Shopping excursions embark every day except on holidays and on New England Patriots home-game days. Direct Boston hotel pickup is available for hotel guests, while visitors and area residents can get picked up at either the Back Bay Station on Dartmouth Street at 8:30 a.m. or the South Station on Atlantic Avenue at 9 a.m. and head back toward Boston at 4:15 p.m.
Launched in 1948 by Chicago shipwright Henry C. Grebe, the Full Moon is an antique, 65-foot motor yacht that ravels constantly. In the winters, it cruises the waters of southern Florida, but it returns to New England once it gets warmer, taking passengers on voyages throughout Boston Harbor. Onboard the Full Moon, passengers can take in skyline views and sunset vistas from the sea.

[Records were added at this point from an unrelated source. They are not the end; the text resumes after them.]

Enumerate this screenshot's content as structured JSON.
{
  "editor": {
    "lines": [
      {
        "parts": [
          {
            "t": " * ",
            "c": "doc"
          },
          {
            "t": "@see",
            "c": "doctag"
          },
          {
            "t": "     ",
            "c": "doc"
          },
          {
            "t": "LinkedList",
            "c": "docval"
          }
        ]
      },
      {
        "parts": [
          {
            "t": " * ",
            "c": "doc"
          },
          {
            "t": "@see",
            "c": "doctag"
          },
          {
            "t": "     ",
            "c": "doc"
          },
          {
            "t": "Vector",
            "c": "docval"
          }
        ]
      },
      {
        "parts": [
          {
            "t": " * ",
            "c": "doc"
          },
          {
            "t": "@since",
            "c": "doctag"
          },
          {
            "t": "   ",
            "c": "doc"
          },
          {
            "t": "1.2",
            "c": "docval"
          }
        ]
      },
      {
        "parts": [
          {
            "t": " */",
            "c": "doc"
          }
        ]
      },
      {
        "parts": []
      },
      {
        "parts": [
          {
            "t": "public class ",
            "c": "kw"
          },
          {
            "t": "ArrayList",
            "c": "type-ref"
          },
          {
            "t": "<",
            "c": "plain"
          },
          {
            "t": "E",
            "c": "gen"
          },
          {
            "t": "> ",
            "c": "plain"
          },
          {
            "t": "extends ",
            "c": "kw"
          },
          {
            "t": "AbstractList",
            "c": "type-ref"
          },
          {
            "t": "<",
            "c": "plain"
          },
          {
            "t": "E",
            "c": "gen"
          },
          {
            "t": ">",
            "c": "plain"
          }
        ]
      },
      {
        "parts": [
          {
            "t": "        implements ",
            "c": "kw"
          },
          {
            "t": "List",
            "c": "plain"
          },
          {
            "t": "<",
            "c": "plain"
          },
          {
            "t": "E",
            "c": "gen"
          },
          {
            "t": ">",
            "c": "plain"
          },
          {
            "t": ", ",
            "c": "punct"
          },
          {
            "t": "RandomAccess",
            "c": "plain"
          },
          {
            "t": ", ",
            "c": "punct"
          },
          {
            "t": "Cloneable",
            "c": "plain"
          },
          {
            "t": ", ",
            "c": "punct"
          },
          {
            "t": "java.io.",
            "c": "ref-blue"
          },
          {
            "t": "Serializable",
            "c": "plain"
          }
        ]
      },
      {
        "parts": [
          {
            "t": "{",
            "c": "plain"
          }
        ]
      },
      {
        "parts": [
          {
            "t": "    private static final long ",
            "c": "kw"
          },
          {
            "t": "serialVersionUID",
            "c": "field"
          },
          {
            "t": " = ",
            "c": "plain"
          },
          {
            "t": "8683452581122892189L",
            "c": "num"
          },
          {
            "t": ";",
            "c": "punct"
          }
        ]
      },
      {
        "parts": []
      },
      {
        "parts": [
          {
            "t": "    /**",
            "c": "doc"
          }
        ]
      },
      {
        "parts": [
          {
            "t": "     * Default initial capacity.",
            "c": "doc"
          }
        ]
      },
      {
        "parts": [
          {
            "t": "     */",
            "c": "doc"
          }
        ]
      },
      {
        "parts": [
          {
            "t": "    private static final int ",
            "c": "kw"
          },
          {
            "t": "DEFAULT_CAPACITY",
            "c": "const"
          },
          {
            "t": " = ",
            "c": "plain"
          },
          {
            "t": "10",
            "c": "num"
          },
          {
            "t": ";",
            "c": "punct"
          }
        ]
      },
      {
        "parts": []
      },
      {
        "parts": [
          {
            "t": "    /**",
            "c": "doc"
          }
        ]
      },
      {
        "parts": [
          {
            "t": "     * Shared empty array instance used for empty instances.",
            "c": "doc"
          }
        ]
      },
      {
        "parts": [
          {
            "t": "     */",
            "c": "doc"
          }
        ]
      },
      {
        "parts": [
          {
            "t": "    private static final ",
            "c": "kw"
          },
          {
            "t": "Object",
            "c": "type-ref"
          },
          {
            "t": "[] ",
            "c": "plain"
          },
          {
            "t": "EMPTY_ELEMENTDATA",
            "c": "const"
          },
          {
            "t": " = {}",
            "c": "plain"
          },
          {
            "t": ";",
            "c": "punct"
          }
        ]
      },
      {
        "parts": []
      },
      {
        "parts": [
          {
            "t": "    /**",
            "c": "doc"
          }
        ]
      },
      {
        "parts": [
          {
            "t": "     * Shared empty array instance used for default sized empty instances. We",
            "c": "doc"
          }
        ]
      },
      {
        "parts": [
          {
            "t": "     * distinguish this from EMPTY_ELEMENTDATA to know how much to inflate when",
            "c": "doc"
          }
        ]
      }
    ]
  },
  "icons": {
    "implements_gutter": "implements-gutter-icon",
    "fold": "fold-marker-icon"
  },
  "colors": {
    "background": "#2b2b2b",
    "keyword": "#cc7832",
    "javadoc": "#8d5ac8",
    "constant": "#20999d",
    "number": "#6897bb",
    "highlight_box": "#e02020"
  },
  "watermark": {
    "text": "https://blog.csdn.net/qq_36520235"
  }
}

The refitted vessel features wooden decks and varnished rails, as well as intimate gathering areas and seating scattered across the boat. A sun-soaked bow presents passengers with unblocked views of the surroundings. The covered aft deck and indoor salon areas let passengers relax away from the elements.
Since its inception as a nonprofit organization in 1985, Community Rowing Inc. has guided more than 15,000 students in invigorating rowing sessions held on the Charles River. Their experienced staff of Olympians and coaches helps students to become familiar with industry-standard boats and rowing machines through comprehensive introductory lessons and extended handshakes with the rowing arms. After gleaning the skills necessary to properly use equipment, students gain access to locker rooms, training areas, and any additional courses on the Charles River. The full-body, calorie-burning workouts are available throughout the week, allowing students to learn essential techniques such as sweeping, sculling, and dealing peacefully with the water road rage of aggressive gondoliers.
City Wine Tours is a premium wine experience. We aspire to educate, entertain and explore through fun Boston wine outings. Our wine tours highlight wine destinations in select neighborhoods. Our tours are lead by certified sommeliers with decades of experience teaching and educating the public on viticulture.
Between launching city-centric websites like Cambridge Uncommon and Salem Uncommon and teaching journalism classes at Cambridge Community TV, freelance journalist Sam Baltrusis wrote his book Ghosts of Boston: Haunts of the Hub. In its pages he reveals 300 years of city history and ghost stories. He details unexplained sounds and hovering objects seen inside the Hub?s dorm rooms, apparitions witnessed on the Boston Common, and a colonial British solider glimpsed on the tracks at the Boylston station. His deft pen has also led him to become a regional stringer for The New York Times and his second book, Ghosts of Cambridge: Haunts of Harvard Square and Beyond hit shelves in September 2013.
Not content with relegating his words to the page, Sam also brings them to life through seasonal walking tours. Guides lit by handheld lanterns lead guests through the shadowy streets of downtown Boston. They divulge stories of murder and recall Cambridge's ominous history. They also answer questions such as which Harvard hall is the most haunted, which area church is home to the ghost of a British redcoat soldier, and which famously mustachioed ghosts are just wearing fake mustaches. The founder's literary background shows through on the tours, too, which are peppered with the lore of Nathaniel Hawthorne, Charles Dickens, and Edgar Allen Poe. When he's not guiding in-person guests, Sam doubles as a paranormal expert on the Biography Channel's, "Haunted Encounters" and on Ryan Buell's Paranormal Insider Radio.
Cambridge Historical Tours unearths nearly 400 years of history during informative jaunts that cast light on the area's captivating, funny, and sometimes gory past. Sheathed in authentic puritan attire, guides lead groups on 75-minute treks back in time, fusing wholesome doses of humor with laboriously researched facts. Guests take in the historic landmark Memorial Hall on the campus of Harvard University, and absorb the eerie ambiance of the Cambridge Burial Ground, where many of Harvard's early presidents are buried. The tour reveals such sights as the picturesque Longfellow House, which was seized in 1775 to become George Washington's quarters, presumably so he could practice his putting game on the property's lush lawns.